Soft tissue masses are common in both children and adults. Clinicians must evaluate patients carefully to avoid management errors. The most effective management decisions are made when a working group composed of clinicians, radiologists, and pathologists participates in the interpretation of the imaging studies. Plain-film radiographs and MR imaging scans are the two main imaging modalities used in patients with soft tissue masses. The working group assimilates the clinical and radiographic data to determine if they can identify the nature of the soft tissue mass. When the group can assign a definitive diagnosis, the lesion is designated as a determinate lesion. Determinate lesions include lipomas, ganglions, hemangiomas, neurofibromas, diabetic myonecrosis, muscle tears, myositis ossificans (heterotopic ossification), and pigmented villonodular synovitis. When the process cannot be identified, the lesion is classified as indeterminate. All soft tissue sarcomas are indeterminate lesions. Many benign lesions are also indeterminate.
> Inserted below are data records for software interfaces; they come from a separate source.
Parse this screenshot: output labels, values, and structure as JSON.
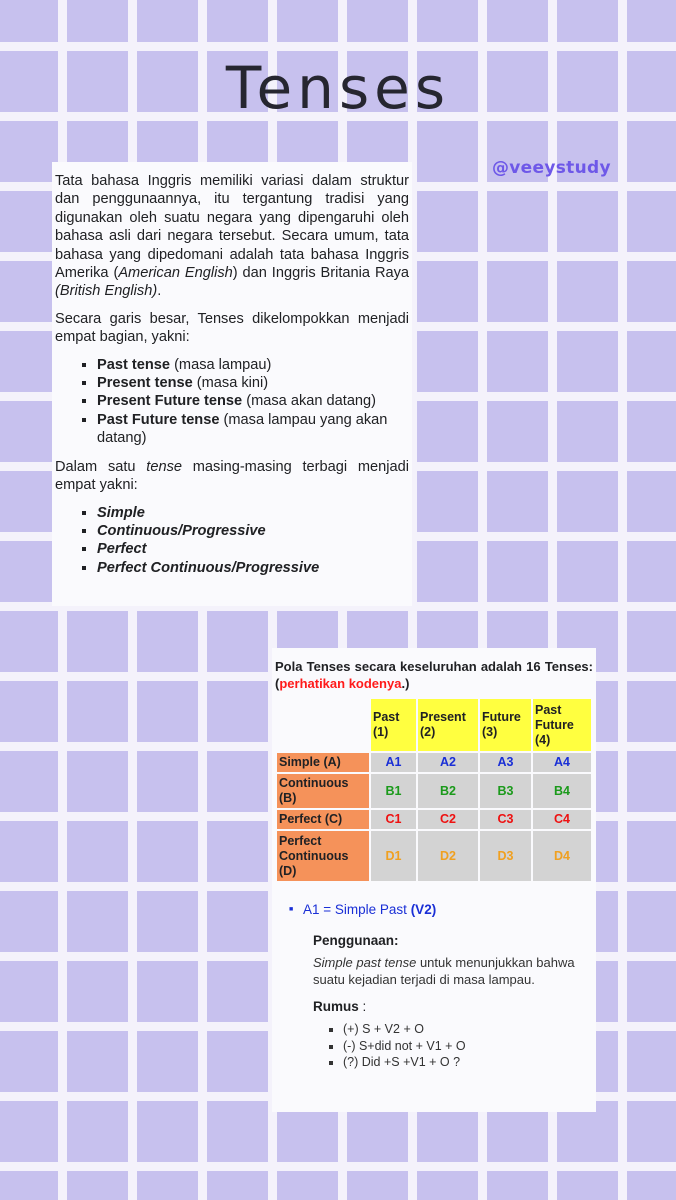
{
  "title": "Tenses",
  "handle": "@veeystudy",
  "card1": {
    "p1_a": "Tata bahasa Inggris memiliki variasi dalam struktur dan penggunaannya, itu tergantung tradisi yang digunakan oleh suatu negara yang dipengaruhi oleh bahasa asli dari negara tersebut. Secara umum, tata bahasa yang dipedomani adalah tata bahasa Inggris Amerika (",
    "p1_am": "American English",
    "p1_b": ") dan Inggris Britania Raya ",
    "p1_br": "(British English)",
    "p1_c": ".",
    "p2": "Secara garis besar, Tenses dikelompokkan menjadi empat bagian, yakni:",
    "tenses": [
      {
        "name": "Past tense",
        "desc": " (masa lampau)"
      },
      {
        "name": "Present tense",
        "desc": " (masa kini)"
      },
      {
        "name": "Present Future tense",
        "desc": " (masa akan datang)"
      },
      {
        "name": "Past Future tense",
        "desc": " (masa lampau yang akan datang)"
      }
    ],
    "p3_a": "Dalam satu ",
    "p3_em": "tense",
    "p3_b": " masing-masing terbagi menjadi empat yakni:",
    "aspects": [
      "Simple",
      "Continuous/Progressive",
      "Perfect",
      "Perfect Continuous/Progressive"
    ]
  },
  "card2": {
    "intro_a": "Pola Tenses secara keseluruhan adalah 16 Tenses: (",
    "intro_red": "perhatikan kodenya",
    "intro_b": ".)",
    "headers": [
      "Past (1)",
      "Present (2)",
      "Future (3)",
      "Past Future (4)"
    ],
    "rows": [
      {
        "label": "Simple (A)",
        "cells": [
          "A1",
          "A2",
          "A3",
          "A4"
        ]
      },
      {
        "label": "Continuous (B)",
        "cells": [
          "B1",
          "B2",
          "B3",
          "B4"
        ]
      },
      {
        "label": "Perfect (C)",
        "cells": [
          "C1",
          "C2",
          "C3",
          "C4"
        ]
      },
      {
        "label": "Perfect Continuous (D)",
        "cells": [
          "D1",
          "D2",
          "D3",
          "D4"
        ]
      }
    ],
    "a1_text": "A1 = Simple Past ",
    "a1_bold": "(V2)",
    "penggunaan_label": "Penggunaan:",
    "usage_em": "Simple past tense",
    "usage_text": " untuk menunjukkan bahwa suatu kejadian terjadi di masa lampau.",
    "rumus_label": "Rumus",
    "rumus_colon": " :",
    "formulas": [
      "(+) S + V2 + O",
      "(-) S+did not + V1 + O",
      "(?) Did +S +V1 + O ?"
    ]
  },
  "colors": {
    "background": "#c7c1ee",
    "grid": "#f4f2fb",
    "handle": "#6e58e8",
    "header_yellow": "#ffff40",
    "row_orange": "#f5925a",
    "cell_grey": "#d3d3d3",
    "code_a_blue": "#1a2fd6",
    "code_b_green": "#1b9a1b",
    "code_c_red": "#ee1111",
    "code_d_orange": "#f0a020"
  }
}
Common examples include schwannomas, myxomas, and giant cell tumor of tendon sheath. Based on the clinical and radiologic features, these diagnoses may be suspected, but because of the inability to distinguish them from sarcomas based on the MR imaging features, they are usually classified as indeterminate. When lesions are judged to be determinate, observation or excisional biopsy are the two major treatment choices. When lesions cannot be identified on the imaging studies, incisional or needle biopsy is performed to establish a diagnosis. Once a diagnosis is made, the proper management choice can be selected. Inappropriate excisional biopsy is the major treatment error in the management of soft tissue tumors. When a high-grade soft tissue sarcoma is resected with multiple positive margins, the risk of local failure after definitive resection is much higher than if the patient had been treated initially with only a needle or incisional biopsy. Also, if a major complication, such as an infection, a major wound-healing problem, or contamination of the major neurovascular structures, occurs at the time of incisional biopsy, amputation of the limb may be necessary. Inappropriate excisional biopsy can occur when a surgeon is not familiar with the features of sarcomas or when a radiologist mistakenly interprets the signal features as a benign lesion.
|Original language||English (US)|
|Number of pages||13|
|Journal||Magnetic Resonance Imaging Clinics of North America|
|State||Published - Dec 23 2000|
ASJC Scopus subject areas
- Radiology Nuclear Medicine and imaging